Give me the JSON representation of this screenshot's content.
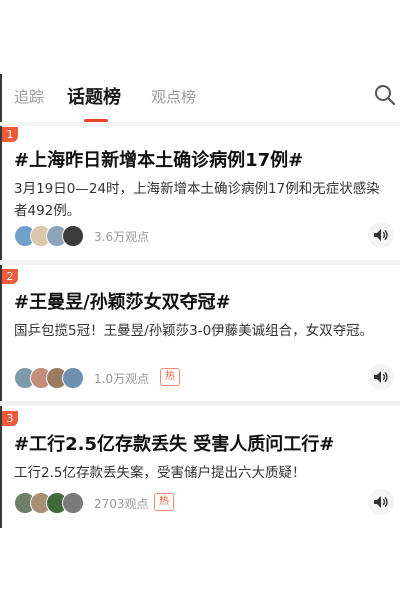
{
  "tabs": [
    {
      "label": "追踪"
    },
    {
      "label": "话题榜"
    },
    {
      "label": "观点榜"
    }
  ],
  "items": [
    {
      "rank": "1",
      "title": "#上海昨日新增本土确诊病例17例#",
      "summary": "3月19日0—24时，上海新增本土确诊病例17例和无症状感染者492例。",
      "views": "3.6万观点",
      "hot": ""
    },
    {
      "rank": "2",
      "title": "#王曼昱/孙颖莎女双夺冠#",
      "summary": "国乒包揽5冠！王曼昱/孙颖莎3-0伊藤美诚组合，女双夺冠。",
      "views": "1.0万观点",
      "hot": "热"
    },
    {
      "rank": "3",
      "title": "#工行2.5亿存款丢失 受害人质问工行#",
      "summary": "工行2.5亿存款丢失案，受害储户提出六大质疑！",
      "views": "2703观点",
      "hot": "热"
    }
  ],
  "colors": {
    "accent": "#e2432a",
    "rank_badge": "#ef5a3b",
    "muted_text": "#999999"
  },
  "icons": [
    "search-icon",
    "speaker-icon",
    "avatar"
  ]
}
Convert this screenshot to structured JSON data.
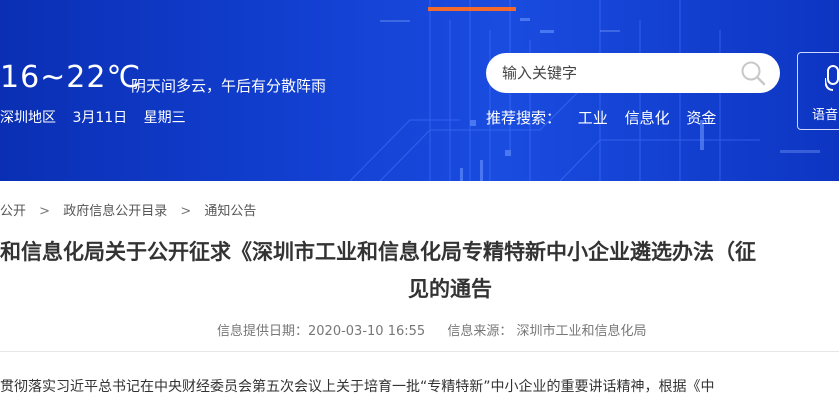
{
  "header": {
    "temperature": "16~22℃",
    "weather": "阴天间多云，午后有分散阵雨",
    "region": "深圳地区",
    "date": "3月11日",
    "weekday": "星期三",
    "search_placeholder": "输入关键字",
    "recommend_label": "推荐搜索：",
    "recommend_keywords": [
      "工业",
      "信息化",
      "资金"
    ],
    "voice_label": "语音"
  },
  "breadcrumb": {
    "items": [
      "公开",
      "政府信息公开目录",
      "通知公告"
    ],
    "separator": ">"
  },
  "article": {
    "title_line1": "和信息化局关于公开征求《深圳市工业和信息化局专精特新中小企业遴选办法（征",
    "title_line2": "见的通告",
    "date_label": "信息提供日期：",
    "date_value": "2020-03-10 16:55",
    "source_label": "信息来源：",
    "source_value": "深圳市工业和信息化局",
    "body_start": "贯彻落实习近平总书记在中央财经委员会第五次会议上关于培育一批“专精特新”中小企业的重要讲话精神，根据《中"
  },
  "colors": {
    "banner": "#123fd0",
    "accent": "#f36a2b",
    "text": "#333333",
    "meta_text": "#777777"
  }
}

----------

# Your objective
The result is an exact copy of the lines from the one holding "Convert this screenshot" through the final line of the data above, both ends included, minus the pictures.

# Solution to this task
Convert this screenshot to structured JSON data.
{
  "header": {
    "temperature": "16~22℃",
    "weather": "阴天间多云，午后有分散阵雨",
    "region": "深圳地区",
    "date": "3月11日",
    "weekday": "星期三",
    "search_placeholder": "输入关键字",
    "recommend_label": "推荐搜索：",
    "recommend_keywords": [
      "工业",
      "信息化",
      "资金"
    ],
    "voice_label": "语音"
  },
  "breadcrumb": {
    "items": [
      "公开",
      "政府信息公开目录",
      "通知公告"
    ],
    "separator": ">"
  },
  "article": {
    "title_line1": "和信息化局关于公开征求《深圳市工业和信息化局专精特新中小企业遴选办法（征",
    "title_line2": "见的通告",
    "date_label": "信息提供日期：",
    "date_value": "2020-03-10 16:55",
    "source_label": "信息来源：",
    "source_value": "深圳市工业和信息化局",
    "body_start": "贯彻落实习近平总书记在中央财经委员会第五次会议上关于培育一批“专精特新”中小企业的重要讲话精神，根据《中"
  },
  "colors": {
    "banner": "#123fd0",
    "accent": "#f36a2b",
    "text": "#333333",
    "meta_text": "#777777"
  }
}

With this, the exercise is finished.